Items from an interface collection

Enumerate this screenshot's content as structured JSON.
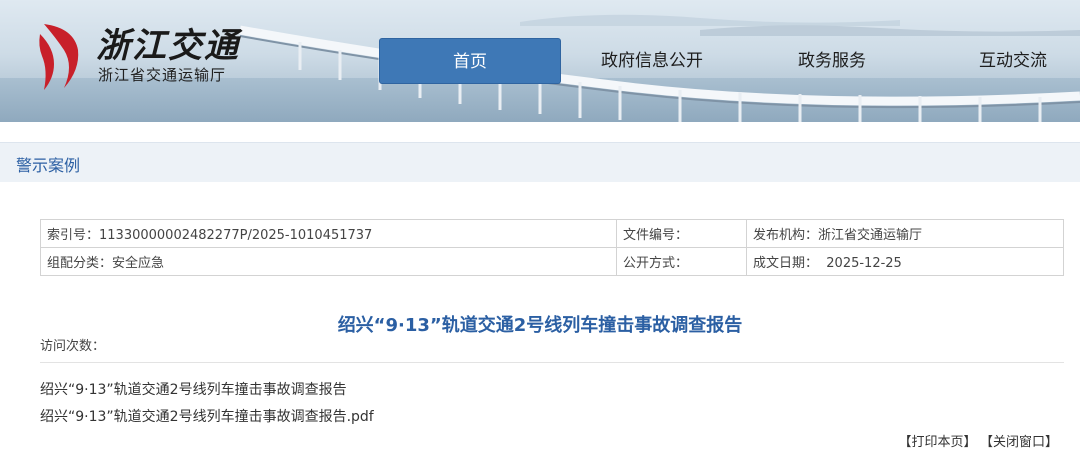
{
  "header": {
    "logo_text": "浙江交通",
    "logo_subtitle": "浙江省交通运输厅"
  },
  "nav": {
    "items": [
      {
        "label": "首页",
        "active": true
      },
      {
        "label": "政府信息公开",
        "active": false
      },
      {
        "label": "政务服务",
        "active": false
      },
      {
        "label": "互动交流",
        "active": false
      }
    ]
  },
  "section": {
    "title": "警示案例"
  },
  "meta": {
    "index_label": "索引号：",
    "index_value": "11330000002482277P/2025-1010451737",
    "doc_no_label": "文件编号：",
    "doc_no_value": "",
    "publisher_label": "发布机构：",
    "publisher_value": "浙江省交通运输厅",
    "category_label": "组配分类：",
    "category_value": "安全应急",
    "disclosure_label": "公开方式：",
    "disclosure_value": "",
    "date_label": "成文日期：",
    "date_value": "2025-12-25"
  },
  "document": {
    "title": "绍兴“9·13”轨道交通2号线列车撞击事故调查报告",
    "visits_label": "访问次数："
  },
  "attachments": [
    "绍兴“9·13”轨道交通2号线列车撞击事故调查报告",
    "绍兴“9·13”轨道交通2号线列车撞击事故调查报告.pdf"
  ],
  "footer": {
    "print_label": "【打印本页】",
    "close_label": "【关闭窗口】"
  },
  "colors": {
    "accent": "#3e78b6",
    "title_blue": "#2b5fa3",
    "logo_red": "#c8202a"
  }
}
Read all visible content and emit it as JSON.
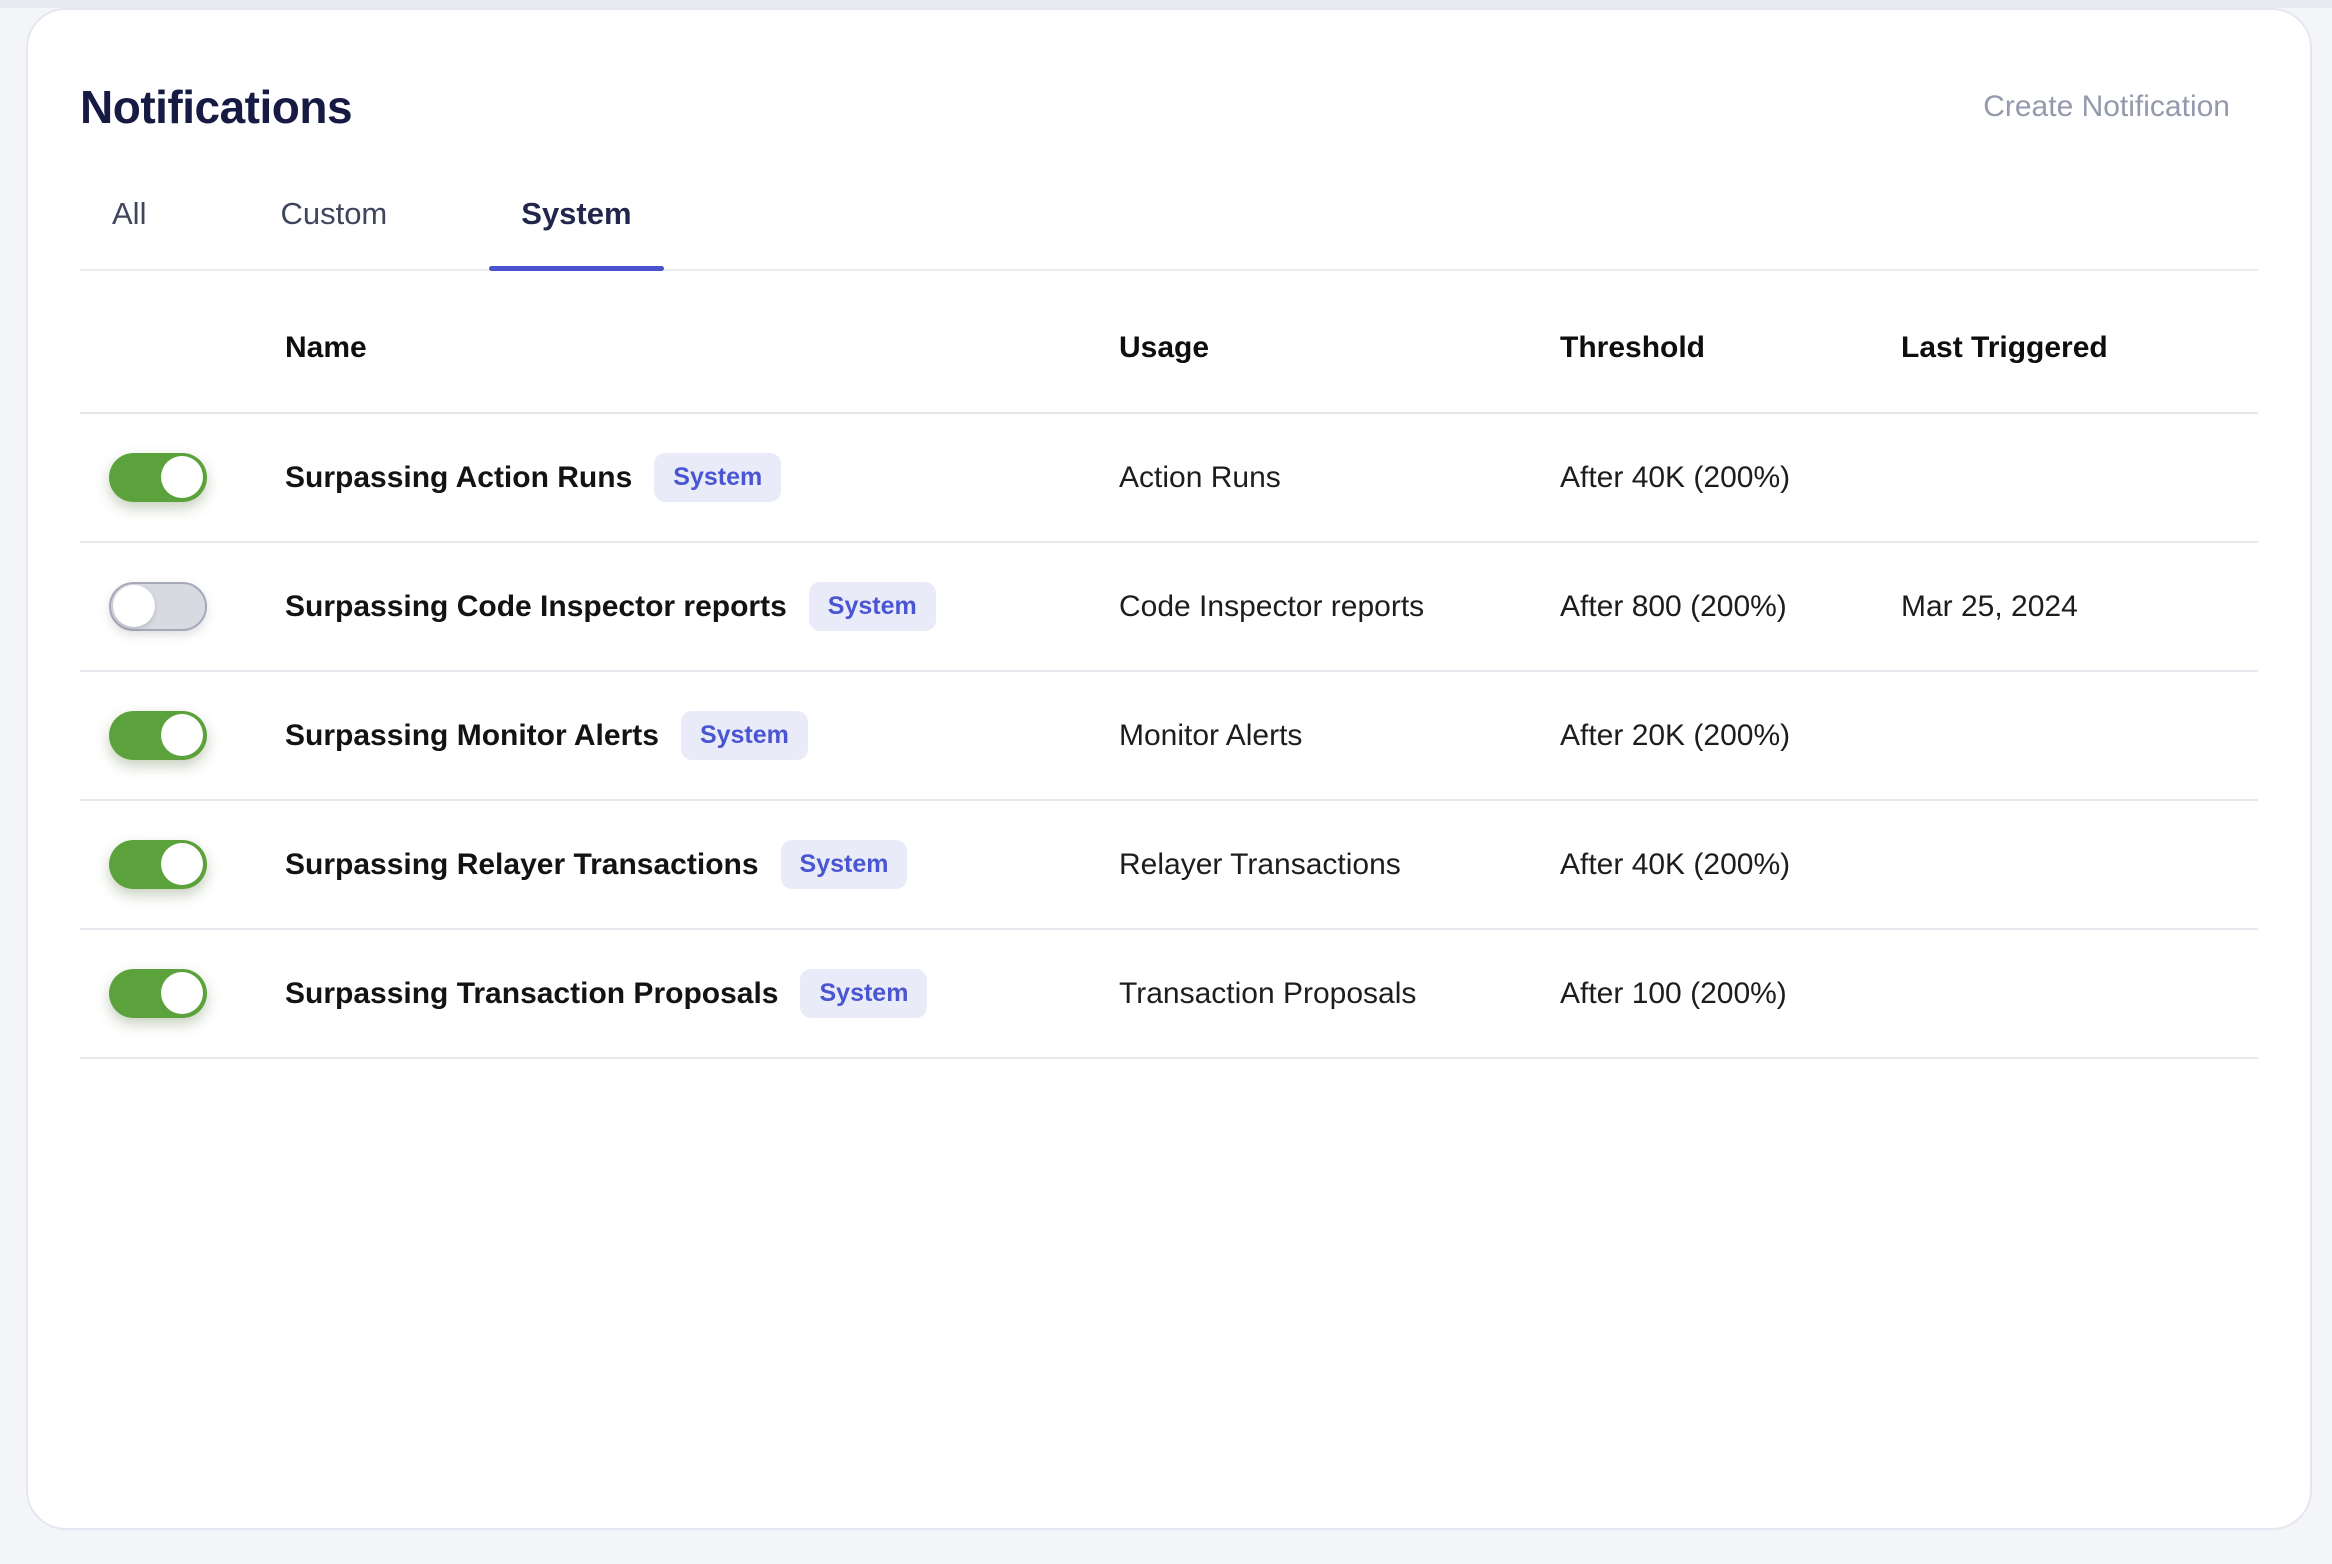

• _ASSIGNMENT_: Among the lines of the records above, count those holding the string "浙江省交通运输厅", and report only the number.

• _SOLUTION BELOW_: 2